Search each line below for "text", then return the lines where it appears.

**Working data**

□ □ □ □ □ □ □

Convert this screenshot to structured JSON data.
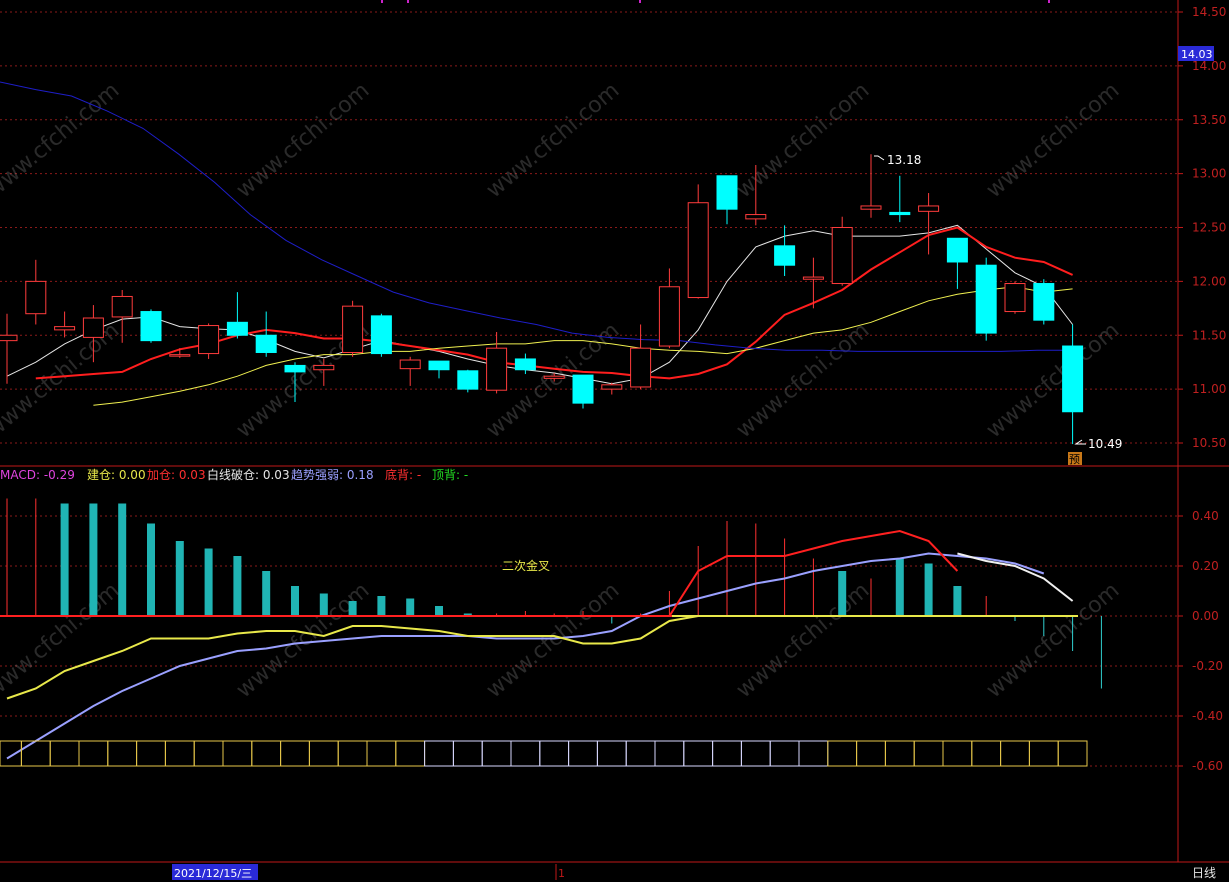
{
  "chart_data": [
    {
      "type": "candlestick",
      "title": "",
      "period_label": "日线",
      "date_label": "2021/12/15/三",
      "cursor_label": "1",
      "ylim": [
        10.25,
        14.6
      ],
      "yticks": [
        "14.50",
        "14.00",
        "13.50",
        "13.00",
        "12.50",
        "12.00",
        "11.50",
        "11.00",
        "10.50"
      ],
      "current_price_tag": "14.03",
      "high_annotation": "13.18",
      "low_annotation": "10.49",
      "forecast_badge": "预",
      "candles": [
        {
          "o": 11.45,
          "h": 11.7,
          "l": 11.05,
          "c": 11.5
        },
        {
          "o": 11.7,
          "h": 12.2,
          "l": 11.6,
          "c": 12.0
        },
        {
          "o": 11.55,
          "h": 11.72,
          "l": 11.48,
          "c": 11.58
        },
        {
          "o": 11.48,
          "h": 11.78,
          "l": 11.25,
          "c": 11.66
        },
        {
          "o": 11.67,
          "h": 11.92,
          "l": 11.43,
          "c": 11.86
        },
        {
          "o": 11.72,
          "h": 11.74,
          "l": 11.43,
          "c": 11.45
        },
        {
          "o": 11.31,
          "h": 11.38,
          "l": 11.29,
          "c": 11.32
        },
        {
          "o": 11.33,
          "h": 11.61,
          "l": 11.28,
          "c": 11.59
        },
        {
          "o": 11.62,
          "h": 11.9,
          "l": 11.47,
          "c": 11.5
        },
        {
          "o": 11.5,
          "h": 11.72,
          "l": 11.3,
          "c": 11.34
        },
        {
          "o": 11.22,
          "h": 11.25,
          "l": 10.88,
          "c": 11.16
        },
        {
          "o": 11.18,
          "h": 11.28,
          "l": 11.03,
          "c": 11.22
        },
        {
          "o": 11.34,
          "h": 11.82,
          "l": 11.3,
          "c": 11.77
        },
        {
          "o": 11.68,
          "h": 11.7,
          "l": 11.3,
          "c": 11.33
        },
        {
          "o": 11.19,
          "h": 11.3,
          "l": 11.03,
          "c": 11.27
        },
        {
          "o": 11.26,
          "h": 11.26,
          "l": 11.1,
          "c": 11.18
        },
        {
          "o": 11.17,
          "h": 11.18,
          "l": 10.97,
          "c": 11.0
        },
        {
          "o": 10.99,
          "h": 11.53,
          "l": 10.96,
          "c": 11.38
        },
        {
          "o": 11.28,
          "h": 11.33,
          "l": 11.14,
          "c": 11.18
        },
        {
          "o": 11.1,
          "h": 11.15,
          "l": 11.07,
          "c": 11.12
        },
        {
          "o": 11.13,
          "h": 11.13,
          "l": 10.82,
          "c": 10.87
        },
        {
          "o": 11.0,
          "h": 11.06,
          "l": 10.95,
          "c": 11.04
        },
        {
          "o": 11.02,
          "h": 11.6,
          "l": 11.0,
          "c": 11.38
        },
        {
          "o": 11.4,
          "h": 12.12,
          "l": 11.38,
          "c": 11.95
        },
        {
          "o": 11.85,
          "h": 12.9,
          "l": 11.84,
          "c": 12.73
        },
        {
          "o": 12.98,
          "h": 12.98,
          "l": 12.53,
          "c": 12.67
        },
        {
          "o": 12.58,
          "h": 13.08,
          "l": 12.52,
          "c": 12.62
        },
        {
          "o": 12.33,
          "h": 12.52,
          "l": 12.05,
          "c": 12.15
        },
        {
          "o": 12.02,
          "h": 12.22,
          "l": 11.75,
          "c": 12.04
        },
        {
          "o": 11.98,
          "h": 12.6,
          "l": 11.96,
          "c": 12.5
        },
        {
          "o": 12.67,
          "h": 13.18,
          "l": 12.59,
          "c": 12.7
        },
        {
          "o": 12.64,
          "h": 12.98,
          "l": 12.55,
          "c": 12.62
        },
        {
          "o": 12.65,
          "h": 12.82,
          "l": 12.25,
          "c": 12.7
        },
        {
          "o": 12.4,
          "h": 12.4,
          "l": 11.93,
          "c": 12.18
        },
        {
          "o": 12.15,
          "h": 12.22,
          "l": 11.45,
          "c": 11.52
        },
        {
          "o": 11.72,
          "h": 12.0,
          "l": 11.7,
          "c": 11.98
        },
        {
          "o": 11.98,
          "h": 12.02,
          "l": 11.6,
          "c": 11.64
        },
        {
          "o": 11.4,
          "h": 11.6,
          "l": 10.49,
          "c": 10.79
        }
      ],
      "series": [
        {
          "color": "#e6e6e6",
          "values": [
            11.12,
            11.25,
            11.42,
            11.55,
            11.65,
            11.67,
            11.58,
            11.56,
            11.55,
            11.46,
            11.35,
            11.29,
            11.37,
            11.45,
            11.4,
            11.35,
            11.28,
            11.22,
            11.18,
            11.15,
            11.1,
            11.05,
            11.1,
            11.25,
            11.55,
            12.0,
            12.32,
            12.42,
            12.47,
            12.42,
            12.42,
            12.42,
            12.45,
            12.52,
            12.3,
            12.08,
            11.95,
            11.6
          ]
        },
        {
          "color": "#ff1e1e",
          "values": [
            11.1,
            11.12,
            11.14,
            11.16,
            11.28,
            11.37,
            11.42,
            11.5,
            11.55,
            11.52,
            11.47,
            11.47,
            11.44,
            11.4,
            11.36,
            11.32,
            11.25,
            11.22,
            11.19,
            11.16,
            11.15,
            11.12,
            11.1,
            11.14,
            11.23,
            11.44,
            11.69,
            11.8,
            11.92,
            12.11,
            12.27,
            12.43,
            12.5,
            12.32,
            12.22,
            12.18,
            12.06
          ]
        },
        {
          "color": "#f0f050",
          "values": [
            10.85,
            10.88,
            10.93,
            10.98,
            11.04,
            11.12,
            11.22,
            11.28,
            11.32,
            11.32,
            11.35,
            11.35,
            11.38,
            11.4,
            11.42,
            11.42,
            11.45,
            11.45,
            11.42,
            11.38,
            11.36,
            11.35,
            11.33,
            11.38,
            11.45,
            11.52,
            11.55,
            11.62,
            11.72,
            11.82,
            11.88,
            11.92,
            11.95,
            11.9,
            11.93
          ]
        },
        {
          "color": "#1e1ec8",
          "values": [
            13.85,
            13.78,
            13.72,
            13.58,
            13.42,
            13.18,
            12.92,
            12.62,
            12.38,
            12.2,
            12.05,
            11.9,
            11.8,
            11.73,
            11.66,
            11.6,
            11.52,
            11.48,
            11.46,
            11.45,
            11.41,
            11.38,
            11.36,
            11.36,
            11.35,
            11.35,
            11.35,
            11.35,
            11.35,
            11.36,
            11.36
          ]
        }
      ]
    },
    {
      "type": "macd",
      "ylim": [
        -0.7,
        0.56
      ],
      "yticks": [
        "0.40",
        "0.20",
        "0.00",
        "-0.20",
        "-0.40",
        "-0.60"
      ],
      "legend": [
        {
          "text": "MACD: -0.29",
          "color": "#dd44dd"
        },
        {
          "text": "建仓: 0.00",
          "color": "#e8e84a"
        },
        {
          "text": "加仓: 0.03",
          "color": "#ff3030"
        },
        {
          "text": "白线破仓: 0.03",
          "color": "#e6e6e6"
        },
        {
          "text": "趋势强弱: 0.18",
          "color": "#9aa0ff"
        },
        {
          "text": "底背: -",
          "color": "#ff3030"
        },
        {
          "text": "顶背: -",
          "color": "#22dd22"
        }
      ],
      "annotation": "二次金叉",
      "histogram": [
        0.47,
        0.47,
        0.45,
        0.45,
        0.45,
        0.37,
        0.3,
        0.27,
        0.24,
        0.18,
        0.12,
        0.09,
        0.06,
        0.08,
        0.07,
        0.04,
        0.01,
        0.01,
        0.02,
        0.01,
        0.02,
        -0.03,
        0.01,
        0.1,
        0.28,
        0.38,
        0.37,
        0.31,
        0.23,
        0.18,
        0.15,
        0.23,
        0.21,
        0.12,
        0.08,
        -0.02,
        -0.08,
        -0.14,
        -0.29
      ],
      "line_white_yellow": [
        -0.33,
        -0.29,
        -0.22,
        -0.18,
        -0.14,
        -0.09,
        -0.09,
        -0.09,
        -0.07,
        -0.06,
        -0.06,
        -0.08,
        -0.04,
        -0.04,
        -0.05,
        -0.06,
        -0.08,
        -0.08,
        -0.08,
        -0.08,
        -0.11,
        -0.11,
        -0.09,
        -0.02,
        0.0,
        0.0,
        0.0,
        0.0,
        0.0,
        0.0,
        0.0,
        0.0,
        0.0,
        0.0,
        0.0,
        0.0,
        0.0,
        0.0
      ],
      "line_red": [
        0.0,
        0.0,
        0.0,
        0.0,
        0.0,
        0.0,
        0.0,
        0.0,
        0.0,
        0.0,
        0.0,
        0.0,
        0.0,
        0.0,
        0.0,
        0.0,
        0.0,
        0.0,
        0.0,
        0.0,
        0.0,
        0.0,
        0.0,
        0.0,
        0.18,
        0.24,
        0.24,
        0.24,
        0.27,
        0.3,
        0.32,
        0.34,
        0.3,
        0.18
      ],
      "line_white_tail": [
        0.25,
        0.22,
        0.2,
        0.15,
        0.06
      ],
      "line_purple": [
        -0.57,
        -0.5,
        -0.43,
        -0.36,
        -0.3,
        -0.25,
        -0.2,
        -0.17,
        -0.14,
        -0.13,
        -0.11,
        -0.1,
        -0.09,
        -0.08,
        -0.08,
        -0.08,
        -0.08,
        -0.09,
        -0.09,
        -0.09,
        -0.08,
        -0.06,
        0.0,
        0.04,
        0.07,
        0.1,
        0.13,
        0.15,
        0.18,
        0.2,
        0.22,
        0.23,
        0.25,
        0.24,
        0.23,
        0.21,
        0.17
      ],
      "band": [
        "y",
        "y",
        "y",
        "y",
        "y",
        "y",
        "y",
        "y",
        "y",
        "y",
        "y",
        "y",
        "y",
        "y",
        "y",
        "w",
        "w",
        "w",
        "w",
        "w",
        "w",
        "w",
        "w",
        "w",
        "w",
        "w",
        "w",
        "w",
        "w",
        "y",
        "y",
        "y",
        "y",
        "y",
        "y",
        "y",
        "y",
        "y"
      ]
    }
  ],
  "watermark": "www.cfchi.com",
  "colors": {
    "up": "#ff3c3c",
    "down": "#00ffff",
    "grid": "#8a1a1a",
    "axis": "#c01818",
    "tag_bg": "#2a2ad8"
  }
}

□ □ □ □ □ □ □

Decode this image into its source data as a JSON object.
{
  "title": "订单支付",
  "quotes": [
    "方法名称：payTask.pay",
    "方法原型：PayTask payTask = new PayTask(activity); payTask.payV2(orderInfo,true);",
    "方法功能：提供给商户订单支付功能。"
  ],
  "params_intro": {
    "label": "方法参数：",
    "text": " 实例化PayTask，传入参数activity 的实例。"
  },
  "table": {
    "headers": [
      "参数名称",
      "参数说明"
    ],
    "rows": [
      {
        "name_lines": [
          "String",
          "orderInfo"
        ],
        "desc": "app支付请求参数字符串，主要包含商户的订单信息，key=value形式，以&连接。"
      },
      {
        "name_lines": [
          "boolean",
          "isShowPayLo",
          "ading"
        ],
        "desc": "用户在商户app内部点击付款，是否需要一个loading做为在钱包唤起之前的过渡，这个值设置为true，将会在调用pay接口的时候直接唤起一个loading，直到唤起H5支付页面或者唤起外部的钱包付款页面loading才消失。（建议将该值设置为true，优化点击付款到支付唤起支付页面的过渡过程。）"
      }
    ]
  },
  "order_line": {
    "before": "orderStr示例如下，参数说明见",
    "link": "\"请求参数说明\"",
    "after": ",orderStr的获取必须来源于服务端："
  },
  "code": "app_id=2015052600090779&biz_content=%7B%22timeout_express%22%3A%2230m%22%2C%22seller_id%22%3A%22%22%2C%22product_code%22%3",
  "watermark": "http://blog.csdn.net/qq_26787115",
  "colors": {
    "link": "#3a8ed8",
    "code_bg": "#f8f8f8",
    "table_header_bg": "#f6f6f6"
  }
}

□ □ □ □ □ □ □

**Output below**
          "text": "MACD: -0.29",
          "text": "建仓: 0.00",
          "text": "加仓: 0.03",
          "text": "白线破仓: 0.03",
          "text": "趋势强弱: 0.18",
          "text": "底背: -",
          "text": "顶背: -",
    "text": " 实例化PayTask，传入参数activity 的实例。"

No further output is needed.